YOUR ASSIGNMENT
Everything in the listing below should be repeated exactly, apart from the pictures.
Start of INFORMATION PROVIDED
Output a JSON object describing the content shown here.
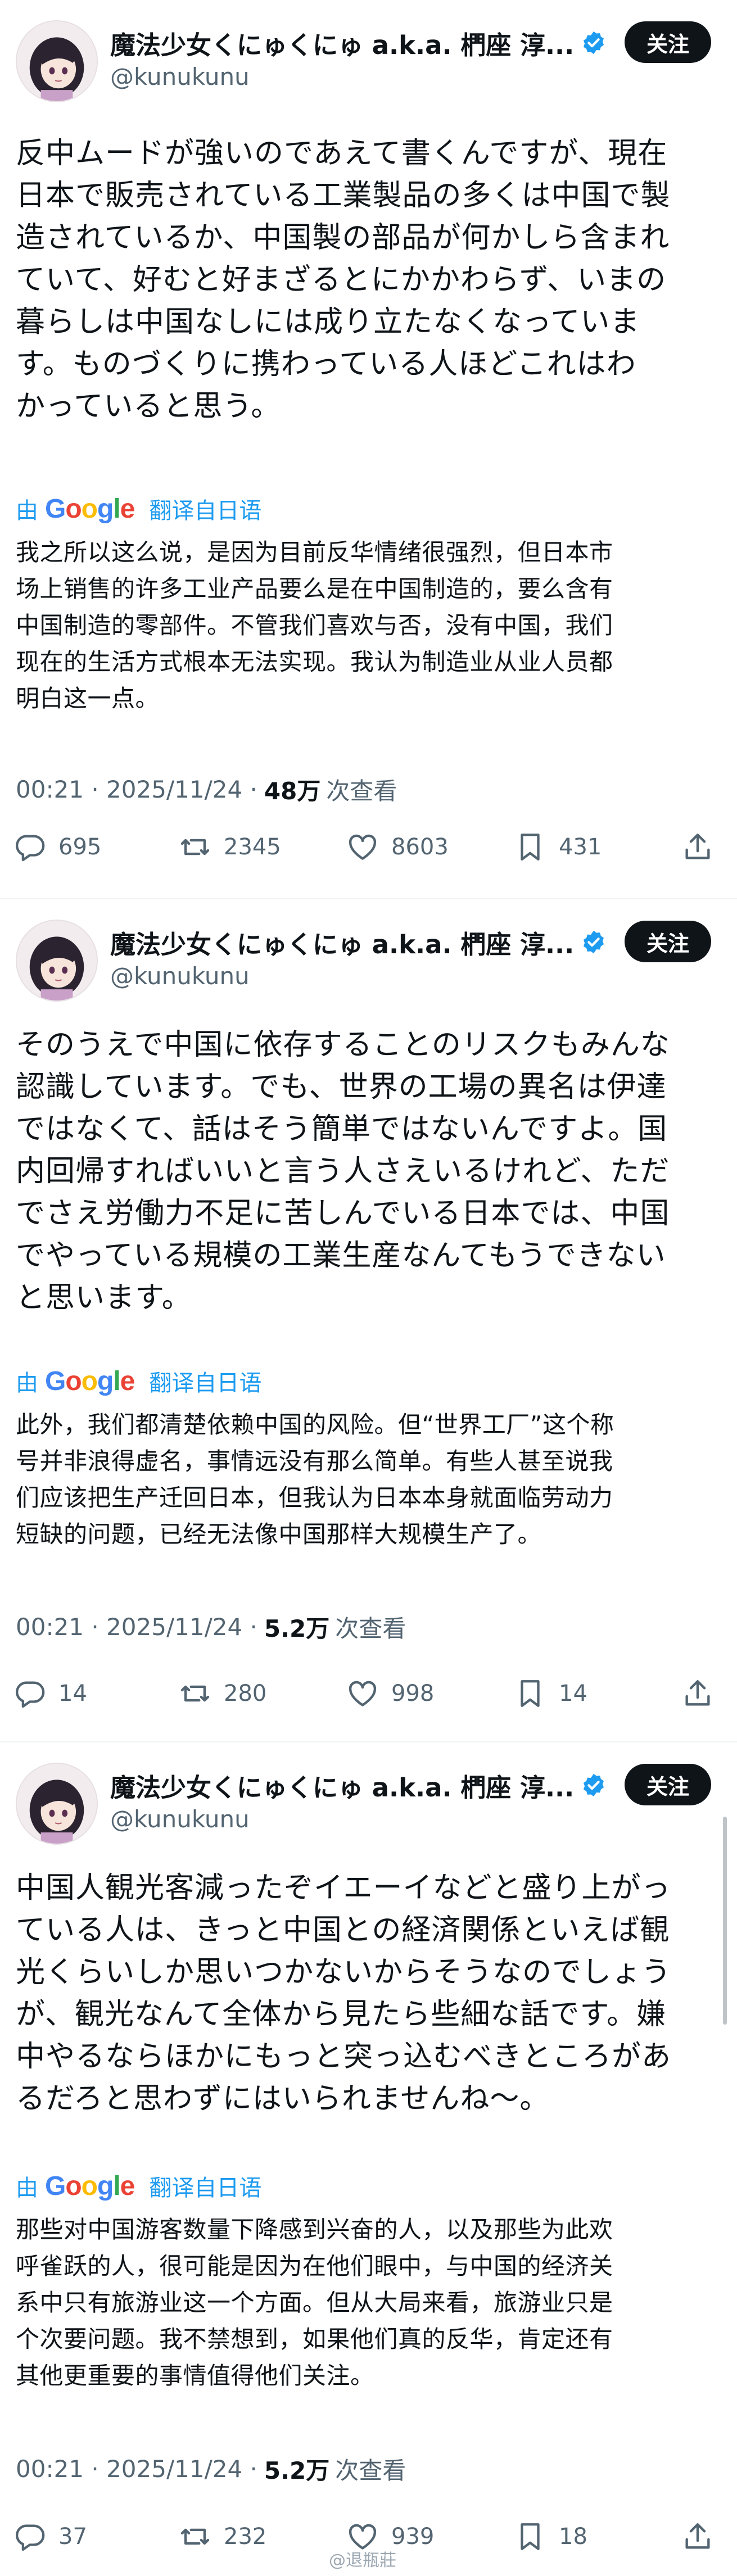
{
  "tweets": [
    {
      "name": "魔法少女くにゅくにゅ a.k.a. 椚座 淳...",
      "handle": "@kunukunu",
      "follow": "关注",
      "text": "反中ムードが強いのであえて書くんですが、現在\n日本で販売されている工業製品の多くは中国で製\n造されているか、中国製の部品が何かしら含まれ\nていて、好むと好まざるとにかかわらず、いまの\n暮らしは中国なしには成り立たなくなっていま\nす。ものづくりに携わっている人ほどこれはわ\nかっていると思う。",
      "translate_by": "由",
      "translate_brand": "Google",
      "translate_label": "翻译自日语",
      "translation": "我之所以这么说，是因为目前反华情绪很强烈，但日本市\n场上销售的许多工业产品要么是在中国制造的，要么含有\n中国制造的零部件。不管我们喜欢与否，没有中国，我们\n现在的生活方式根本无法实现。我认为制造业从业人员都\n明白这一点。",
      "time": "00:21 · 2025/11/24 · ",
      "views_count": "48万",
      "views_label": "次查看",
      "replies": "695",
      "retweets": "2345",
      "likes": "8603",
      "bookmarks": "431"
    },
    {
      "name": "魔法少女くにゅくにゅ a.k.a. 椚座 淳...",
      "handle": "@kunukunu",
      "follow": "关注",
      "text": "そのうえで中国に依存することのリスクもみんな\n認識しています。でも、世界の工場の異名は伊達\nではなくて、話はそう簡単ではないんですよ。国\n内回帰すればいいと言う人さえいるけれど、ただ\nでさえ労働力不足に苦しんでいる日本では、中国\nでやっている規模の工業生産なんてもうできない\nと思います。",
      "translate_by": "由",
      "translate_brand": "Google",
      "translate_label": "翻译自日语",
      "translation": "此外，我们都清楚依赖中国的风险。但“世界工厂”这个称\n号并非浪得虚名，事情远没有那么简单。有些人甚至说我\n们应该把生产迁回日本，但我认为日本本身就面临劳动力\n短缺的问题，已经无法像中国那样大规模生产了。",
      "time": "00:21 · 2025/11/24 · ",
      "views_count": "5.2万",
      "views_label": "次查看",
      "replies": "14",
      "retweets": "280",
      "likes": "998",
      "bookmarks": "14"
    },
    {
      "name": "魔法少女くにゅくにゅ a.k.a. 椚座 淳...",
      "handle": "@kunukunu",
      "follow": "关注",
      "text": "中国人観光客減ったぞイエーイなどと盛り上がっ\nている人は、きっと中国との経済関係といえば観\n光くらいしか思いつかないからそうなのでしょう\nが、観光なんて全体から見たら些細な話です。嫌\n中やるならほかにもっと突っ込むべきところがあ\nるだろと思わずにはいられませんね〜。",
      "translate_by": "由",
      "translate_brand": "Google",
      "translate_label": "翻译自日语",
      "translation": "那些对中国游客数量下降感到兴奋的人，以及那些为此欢\n呼雀跃的人，很可能是因为在他们眼中，与中国的经济关\n系中只有旅游业这一个方面。但从大局来看，旅游业只是\n个次要问题。我不禁想到，如果他们真的反华，肯定还有\n其他更重要的事情值得他们关注。",
      "time": "00:21 · 2025/11/24 · ",
      "views_count": "5.2万",
      "views_label": "次查看",
      "replies": "37",
      "retweets": "232",
      "likes": "939",
      "bookmarks": "18"
    }
  ],
  "watermark": "@退瓶莊",
  "icons": [
    "verified-badge-icon",
    "reply-icon",
    "retweet-icon",
    "like-icon",
    "bookmark-icon",
    "share-icon"
  ],
  "colors": {
    "link": "#1d9bf0",
    "muted": "#536471",
    "text": "#0f1419",
    "button": "#0f1419"
  }
}
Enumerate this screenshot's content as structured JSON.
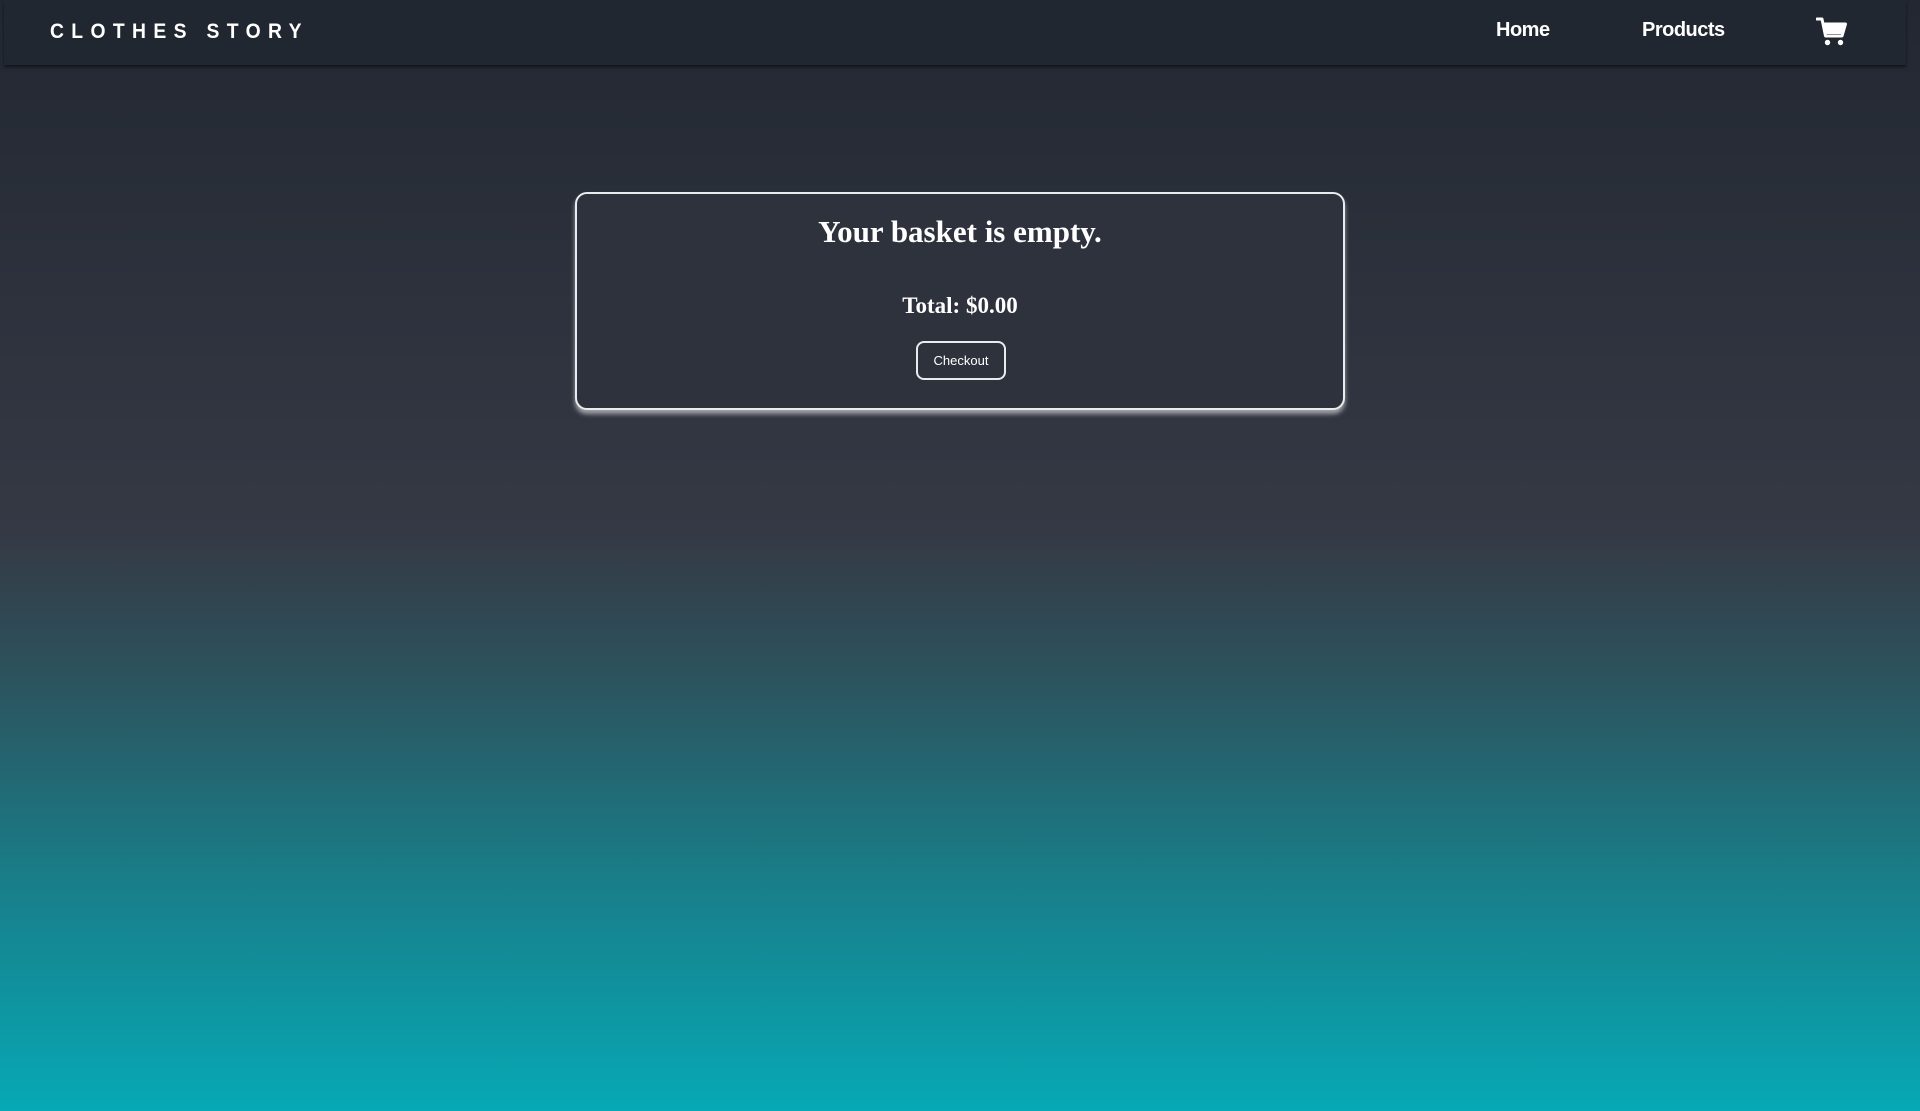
{
  "navbar": {
    "brand": "CLOTHES STORY",
    "links": [
      {
        "label": "Home"
      },
      {
        "label": "Products"
      }
    ],
    "cart_icon": "shopping-cart-icon"
  },
  "basket": {
    "title": "Your basket is empty.",
    "total": "Total: $0.00",
    "checkout_label": "Checkout"
  },
  "colors": {
    "navbar_bg": "#212730",
    "card_bg": "#2e323d",
    "gradient_bottom": "#06a9b5",
    "text": "#ffffff"
  }
}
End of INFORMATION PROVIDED
EXERCISE ANSWER
Output a JSON object describing the content shown here.
{
  "tweets": [
    {
      "name": "魔法少女くにゅくにゅ a.k.a. 椚座 淳...",
      "handle": "@kunukunu",
      "follow": "关注",
      "text": "反中ムードが強いのであえて書くんですが、現在\n日本で販売されている工業製品の多くは中国で製\n造されているか、中国製の部品が何かしら含まれ\nていて、好むと好まざるとにかかわらず、いまの\n暮らしは中国なしには成り立たなくなっていま\nす。ものづくりに携わっている人ほどこれはわ\nかっていると思う。",
      "translate_by": "由",
      "translate_brand": "Google",
      "translate_label": "翻译自日语",
      "translation": "我之所以这么说，是因为目前反华情绪很强烈，但日本市\n场上销售的许多工业产品要么是在中国制造的，要么含有\n中国制造的零部件。不管我们喜欢与否，没有中国，我们\n现在的生活方式根本无法实现。我认为制造业从业人员都\n明白这一点。",
      "time": "00:21 · 2025/11/24 · ",
      "views_count": "48万",
      "views_label": "次查看",
      "replies": "695",
      "retweets": "2345",
      "likes": "8603",
      "bookmarks": "431"
    },
    {
      "name": "魔法少女くにゅくにゅ a.k.a. 椚座 淳...",
      "handle": "@kunukunu",
      "follow": "关注",
      "text": "そのうえで中国に依存することのリスクもみんな\n認識しています。でも、世界の工場の異名は伊達\nではなくて、話はそう簡単ではないんですよ。国\n内回帰すればいいと言う人さえいるけれど、ただ\nでさえ労働力不足に苦しんでいる日本では、中国\nでやっている規模の工業生産なんてもうできない\nと思います。",
      "translate_by": "由",
      "translate_brand": "Google",
      "translate_label": "翻译自日语",
      "translation": "此外，我们都清楚依赖中国的风险。但“世界工厂”这个称\n号并非浪得虚名，事情远没有那么简单。有些人甚至说我\n们应该把生产迁回日本，但我认为日本本身就面临劳动力\n短缺的问题，已经无法像中国那样大规模生产了。",
      "time": "00:21 · 2025/11/24 · ",
      "views_count": "5.2万",
      "views_label": "次查看",
      "replies": "14",
      "retweets": "280",
      "likes": "998",
      "bookmarks": "14"
    },
    {
      "name": "魔法少女くにゅくにゅ a.k.a. 椚座 淳...",
      "handle": "@kunukunu",
      "follow": "关注",
      "text": "中国人観光客減ったぞイエーイなどと盛り上がっ\nている人は、きっと中国との経済関係といえば観\n光くらいしか思いつかないからそうなのでしょう\nが、観光なんて全体から見たら些細な話です。嫌\n中やるならほかにもっと突っ込むべきところがあ\nるだろと思わずにはいられませんね〜。",
      "translate_by": "由",
      "translate_brand": "Google",
      "translate_label": "翻译自日语",
      "translation": "那些对中国游客数量下降感到兴奋的人，以及那些为此欢\n呼雀跃的人，很可能是因为在他们眼中，与中国的经济关\n系中只有旅游业这一个方面。但从大局来看，旅游业只是\n个次要问题。我不禁想到，如果他们真的反华，肯定还有\n其他更重要的事情值得他们关注。",
      "time": "00:21 · 2025/11/24 · ",
      "views_count": "5.2万",
      "views_label": "次查看",
      "replies": "37",
      "retweets": "232",
      "likes": "939",
      "bookmarks": "18"
    }
  ],
  "watermark": "@退瓶莊",
  "icons": [
    "verified-badge-icon",
    "reply-icon",
    "retweet-icon",
    "like-icon",
    "bookmark-icon",
    "share-icon"
  ],
  "colors": {
    "link": "#1d9bf0",
    "muted": "#536471",
    "text": "#0f1419",
    "button": "#0f1419"
  }
}
Enumerate this screenshot's content as structured JSON.
{
  "navbar": {
    "brand": "CLOTHES STORY",
    "links": [
      {
        "label": "Home"
      },
      {
        "label": "Products"
      }
    ],
    "cart_icon": "shopping-cart-icon"
  },
  "basket": {
    "title": "Your basket is empty.",
    "total": "Total: $0.00",
    "checkout_label": "Checkout"
  },
  "colors": {
    "navbar_bg": "#212730",
    "card_bg": "#2e323d",
    "gradient_bottom": "#06a9b5",
    "text": "#ffffff"
  }
}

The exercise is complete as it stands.